How did the United States Constitution, as originally adopted, limit majority rule?
The United States Constitution as written limited majority rule in several ways. First, the concept of majority rule deals with which party controls Congress. Since the Constitution separated the jobs of each branch of government, it is possible that the majority party or group in Congress may not get its way or what it wants. The majority rule of one party or group may be limited if the President, from the executive branch, uses his power to control the legislative branch. With the system of checks and balances, the President could veto a bill passed by the majority in Congress. If the President is from a different party, he could threaten to veto or block a proposed law. This could cause the majority in Congress to consider the views of the President or the minority party.
It is also possible that the courts could restrict the rule of the majority. With the system of checks and balances, the courts could rule that laws passed by the legislative branch are illegal or unconstitutional. If that occurs, the law would not go into effect.
The Constitution also limited the power of people to elect some of their leaders. For many years, we couldn’t elect our United States Senators. They were chosen by the state legislature. We also don’t directly elect the President. We vote for electors who actually choose the President. Thus, it possible that the candidate that receives the majority of the popular vote won't become President.
There were several ways the Constitution limited the rule of the majority.
The Constitution did this in a number of ways.
First, it limited the influence that people would have over the government. It allowed the people to directly elect the House of Representatives, but it did not allow direct elections of any other part of the government. This would help to inhibit majority rule.
Second, it placed a number of restrictions on what the government could do. It did not give it the right to regulate commerce within any state, regardless of what the majority wanted. It did not give it the right to pass bills of attainder, even if the majority wanted to.
In these ways, the Constitution limited majority rule.

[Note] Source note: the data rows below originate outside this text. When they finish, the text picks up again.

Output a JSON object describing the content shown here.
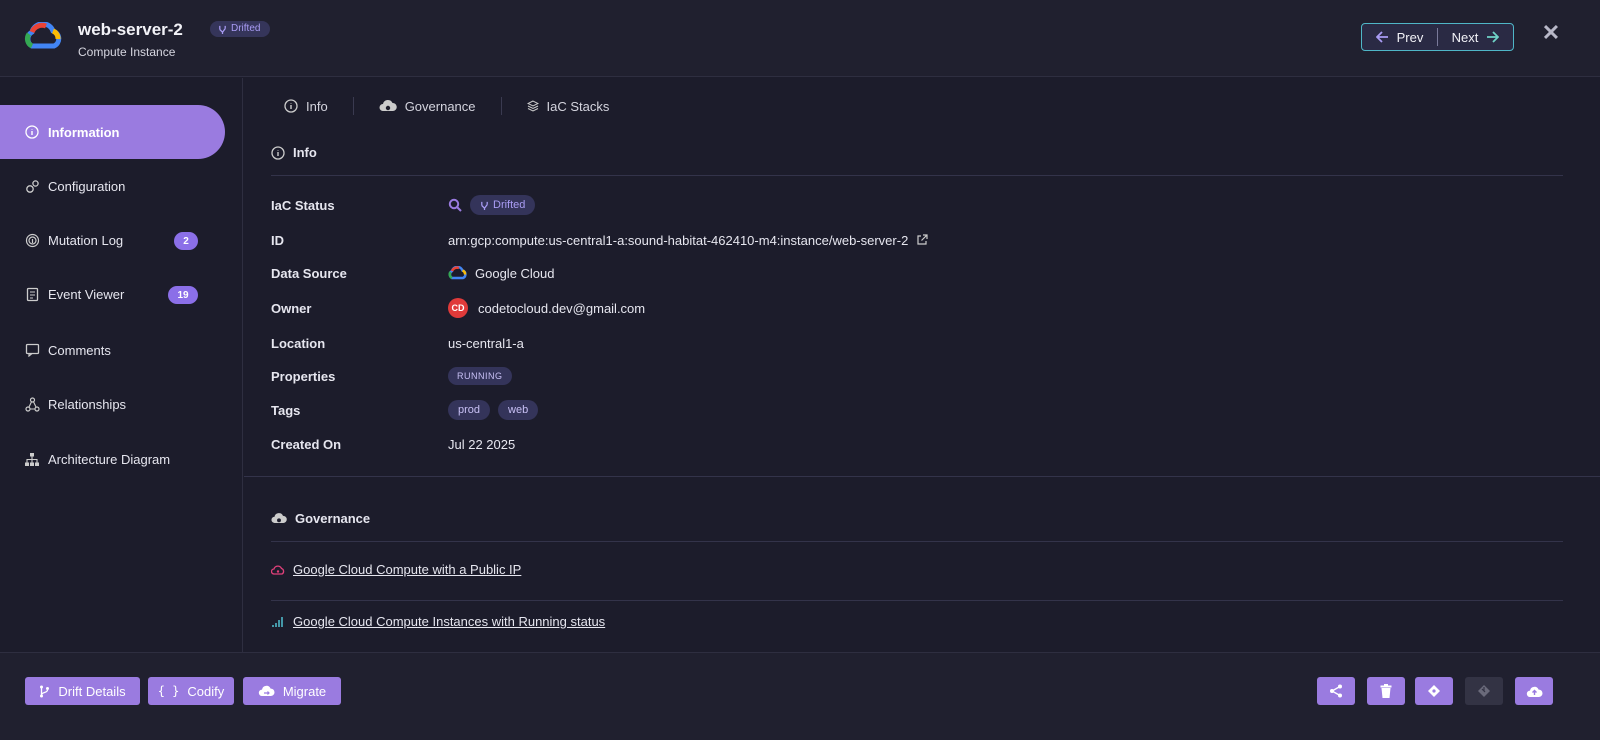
{
  "header": {
    "title": "web-server-2",
    "subtitle": "Compute Instance",
    "badge": "Drifted",
    "prev_label": "Prev",
    "next_label": "Next",
    "logo_icon": "google-cloud-logo",
    "close_icon": "close-icon"
  },
  "sidebar": {
    "items": [
      {
        "label": "Information",
        "icon": "info-icon",
        "active": true
      },
      {
        "label": "Configuration",
        "icon": "gears-icon"
      },
      {
        "label": "Mutation Log",
        "icon": "fingerprint-icon",
        "count": "2"
      },
      {
        "label": "Event Viewer",
        "icon": "document-icon",
        "count": "19"
      },
      {
        "label": "Comments",
        "icon": "comments-icon"
      },
      {
        "label": "Relationships",
        "icon": "relationships-icon"
      },
      {
        "label": "Architecture Diagram",
        "icon": "sitemap-icon"
      }
    ]
  },
  "tabs": [
    {
      "label": "Info",
      "icon": "info-icon"
    },
    {
      "label": "Governance",
      "icon": "cloud-shield-icon"
    },
    {
      "label": "IaC Stacks",
      "icon": "layers-icon"
    }
  ],
  "info": {
    "section_title": "Info",
    "rows": {
      "iac_status": {
        "label": "IaC Status",
        "badge": "Drifted"
      },
      "id": {
        "label": "ID",
        "value": "arn:gcp:compute:us-central1-a:sound-habitat-462410-m4:instance/web-server-2"
      },
      "data_source": {
        "label": "Data Source",
        "value": "Google Cloud"
      },
      "owner": {
        "label": "Owner",
        "avatar": "CD",
        "value": "codetocloud.dev@gmail.com"
      },
      "location": {
        "label": "Location",
        "value": "us-central1-a"
      },
      "properties": {
        "label": "Properties",
        "value": "RUNNING"
      },
      "tags": {
        "label": "Tags",
        "values": [
          "prod",
          "web"
        ]
      },
      "created_on": {
        "label": "Created On",
        "value": "Jul 22 2025"
      }
    }
  },
  "governance": {
    "section_title": "Governance",
    "items": [
      {
        "label": "Google Cloud Compute with a Public IP",
        "icon": "alert-cloud-icon",
        "color": "#e0407a"
      },
      {
        "label": "Google Cloud Compute Instances with Running status",
        "icon": "signal-bars-icon",
        "color": "#4fb6c7"
      }
    ]
  },
  "footer": {
    "drift_details": "Drift Details",
    "codify": "Codify",
    "migrate": "Migrate",
    "icon_buttons": [
      "share-icon",
      "trash-icon",
      "diamond-icon",
      "git-icon",
      "cloud-upload-icon"
    ]
  },
  "colors": {
    "accent": "#9a7be0",
    "background": "#1c1c2b",
    "badge_text": "#a99cf4",
    "nav_border": "#4fb6c7"
  }
}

The primary way in which the U.S. Constitution sought to limit the power of majority rule was based upon the principle of separation of powers and checks and balances as articulated by James Madison in Federalist Papers #10 and #51.
Madison effectively wanted to create a system of government that would prevent any single interest from gaining control of all of government at any one time. Separation of powers meant dividing the powers of government not only between the three branches of government and the national level but also by expressly dividing the powers of government between the national and the state level and then giving explicit powers to the various branches and the various levels of government.
This division of powers, underscored by different constitutional responsibilities of the three branches (legislative, executive, and judicial), meant that even it would be very difficult for a single majority to dominate and control all the branches at once.
The Constitution also divides the legislative branch into two chambers (known as bicameralism) and those two chambers (the House of Representatives and the Senate) represent different majorities and constituencies because of different term lengths and the staggering of elections in addition to terms and different geographic areas (geographic congressional districts and state wide senate seats).
Majority rule is also limited by language in the 9th and 10th Amendments to the Constitution that places meaningful limits on the powers of the national government but reserving all powers not expressly given to those institution to the states and to the people.
One additional way in which majority rule is limited is by the use of supermajorities for amending the Constitution. This means that it takes a supermajority in both houses of Congress (2/3) to approve an amendment to be sent to the states for ratification and it takes a super majority of the states (3/4) to ratify the proposed amendment.